LEVEL OF EVIDENCE

2 Laryngoscope, 130:139-145, 2020.

Authors+Show Affiliations

Department of Otolaryngology, Chang Gung Memorial Hospital at Linkou, Taoyuan, Taiwan. School of Medicine, Chang Gung University, Taoyuan, Taiwan.Department of Otolaryngology, Chang Gung Memorial Hospital at Linkou, Taoyuan, Taiwan.Graduate School of Management, Ming Chun University, Taipei, Taiwan.Department of Physical Medicine and Rehabilitation, Chang Gung Memorial Hospital at Linkou, Taoyuan, Taiwan. Healthy Aging Research Center, Chang Gung University, Taoyuan, Taiwan. Center for Vascularized Composite Allotransplantation, Chang Gung Memorial Hospital, Taoyuan, Taiwan.
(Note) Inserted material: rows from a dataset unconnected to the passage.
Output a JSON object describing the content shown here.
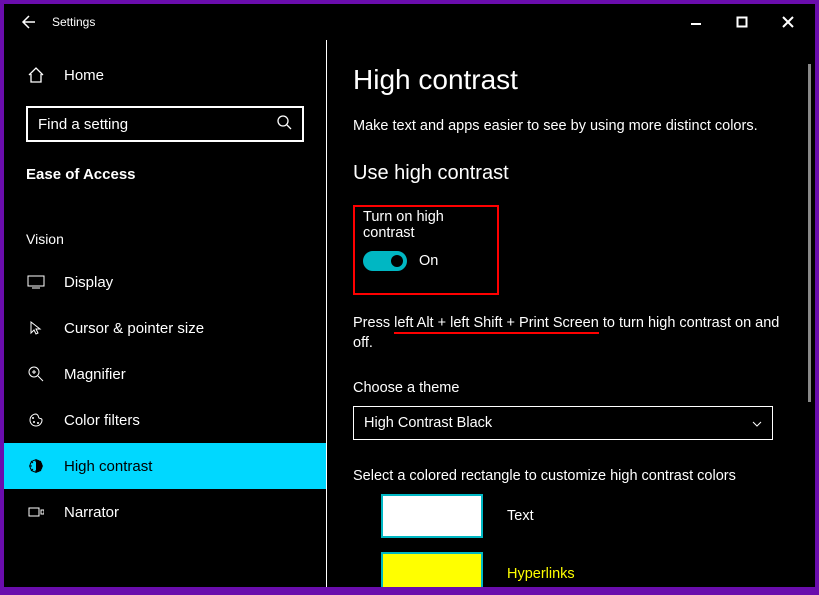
{
  "titlebar": {
    "title": "Settings"
  },
  "sidebar": {
    "home_label": "Home",
    "search_placeholder": "Find a setting",
    "category": "Ease of Access",
    "group": "Vision",
    "items": [
      {
        "icon": "display",
        "label": "Display"
      },
      {
        "icon": "cursor",
        "label": "Cursor & pointer size"
      },
      {
        "icon": "magnify",
        "label": "Magnifier"
      },
      {
        "icon": "palette",
        "label": "Color filters"
      },
      {
        "icon": "contrast",
        "label": "High contrast"
      },
      {
        "icon": "narrator",
        "label": "Narrator"
      }
    ]
  },
  "main": {
    "page_title": "High contrast",
    "page_desc": "Make text and apps easier to see by using more distinct colors.",
    "section_use": "Use high contrast",
    "toggle_label": "Turn on high contrast",
    "toggle_state": "On",
    "hint_pre": "Press ",
    "hint_keys": "left Alt + left Shift + Print Screen",
    "hint_post": " to turn high contrast on and off.",
    "choose_theme_label": "Choose a theme",
    "theme_selected": "High Contrast Black",
    "customize_label": "Select a colored rectangle to customize high contrast colors",
    "swatches": {
      "text": "Text",
      "hyperlinks": "Hyperlinks"
    }
  },
  "colors": {
    "accent": "#00b7c3",
    "toggle": "#00b7c3",
    "highlight_red": "#ff0000",
    "selection": "#00d8ff",
    "hyperlink": "#ffff00"
  }
}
Pub Type(s)

Journal Article
Research Support, Non-U.S. Gov't

Language

eng

PubMed ID

30761540

Citation

Fang, Tuan-Jen, et al. "The Impact of Cricothyroid Involvement On Adductor Recovery in Unilateral Vocal Fold Paralysis." The Laryngoscope, vol. 130, no. 1, 2020, pp. 139-145.
Fang TJ, Chuang HF, Chiang HC, et al. The impact of cricothyroid involvement on adductor recovery in unilateral vocal fold paralysis. Laryngoscope. 2020;130(1):139-145.
Fang, T. J., Chuang, H. F., Chiang, H. C., & Pei, Y. C. (2020). The impact of cricothyroid involvement on adductor recovery in unilateral vocal fold paralysis. The Laryngoscope, 130(1), 139-145. https://doi.org/10.1002/lary.27868
Fang TJ, et al. The Impact of Cricothyroid Involvement On Adductor Recovery in Unilateral Vocal Fold Paralysis. Laryngoscope. 2020;130(1):139-145. PubMed PMID: 30761540.
* Article titles in AMA citation format should be in sentence-case
TY - JOUR T1 - The impact of cricothyroid involvement on adductor recovery in unilateral vocal fold paralysis. AU - Fang,Tuan-Jen, AU - Chuang,Hsiu-Feng, AU - Chiang,Hui-Chen, AU - Pei,Yu-Cheng, Y1 - 2019/02/13/ PY - 2019/01/24/accepted PY - 2019/2/15/pubmed PY - 2020/7/3/medline PY - 2019/2/15/entrez KW - Unilateral vocal fold paralysis KW - electromyography KW - injection laryngoplasty KW - recurrent laryngeal nerve KW - reinnervation KW - superior laryngeal nerve SP - 139 EP - 145 JF - The Laryngoscope JO - Laryngoscope VL - 130 IS - 1 N2 - OBJECTIVES/HYPOTHESIS: Wide variation in postinjury functional recovery is a hallmark of unilateral vocal fold paralysis (UVFP), ranging from zero to full recovery. The present study examined the impact of cricothyroid (CT) muscle involvement on recovery using quantitative laryngeal electromyography (LEMG) of the thyroarytenoid-lateral cricoarytenoid (TA-LCA) muscle complex at multiple times postinjury. STUDY DESIGN: Prospective cohort study in a medical center. METHODS: Eighty-one patients with UVFP (37 males and 44 females) received an initial assessment of quantitative LEMG, stroboscope, acoustic voice analysis and 36-Item Short Form Survey quality-of-life questionnaire at 3 to 6 months after UVFP onset and a follow-up assessment at 12 months after UVFP onset. RESULTS: The initial and follow-up assessments were performed at 4.3 ± 1.9 and 12.5 ± 1.3 months after UVFP onset, respectively. The peak turn frequency of the TA-LCA muscle complex on the lesion side was improved at the follow-up (470 ± 294 Hz) compared with the initial assessment (300 ± 204 Hz) (P < .001). Patients were also divided into two groups with (n = 27) and without (n = 54) CT involvement, respectively. TA-LCA muscle complex turn frequency improved in patients without CT involvement (from 277 ± 198 to 511 ± 301 Hz; P < .001), but not in those with CT involvement (from 345 ± 211 to 386 ± 265 Hz; P = .46). Seventy-one of all patients received early intervention with intracordal hyaluronate injection, showing similar therapeutic effects in those with and without CT involvement. CONCLUSIONS: Acute UVFP with combined TA-LCA muscle complex and CT muscle involvement has a poor prognosis, with poorer recovery of TA-LCA muscle complex recruitment. Early interventions should be considered in patients with UVFP with CT involvement. LEVEL OF EVIDENCE: 2 Laryngoscope, 130:139-145, 2020. SN - 1531-4995 UR - https://www.unboundmedicine.com/medline/citation/30761540/The_impact_of_cricothyroid_involvement_on_adductor_recovery_in_unilateral_vocal_fold_paralysis_ L2 - https://doi.org/10.1002/lary.27868 DB - PRIME DP - Unbound Medicine ER -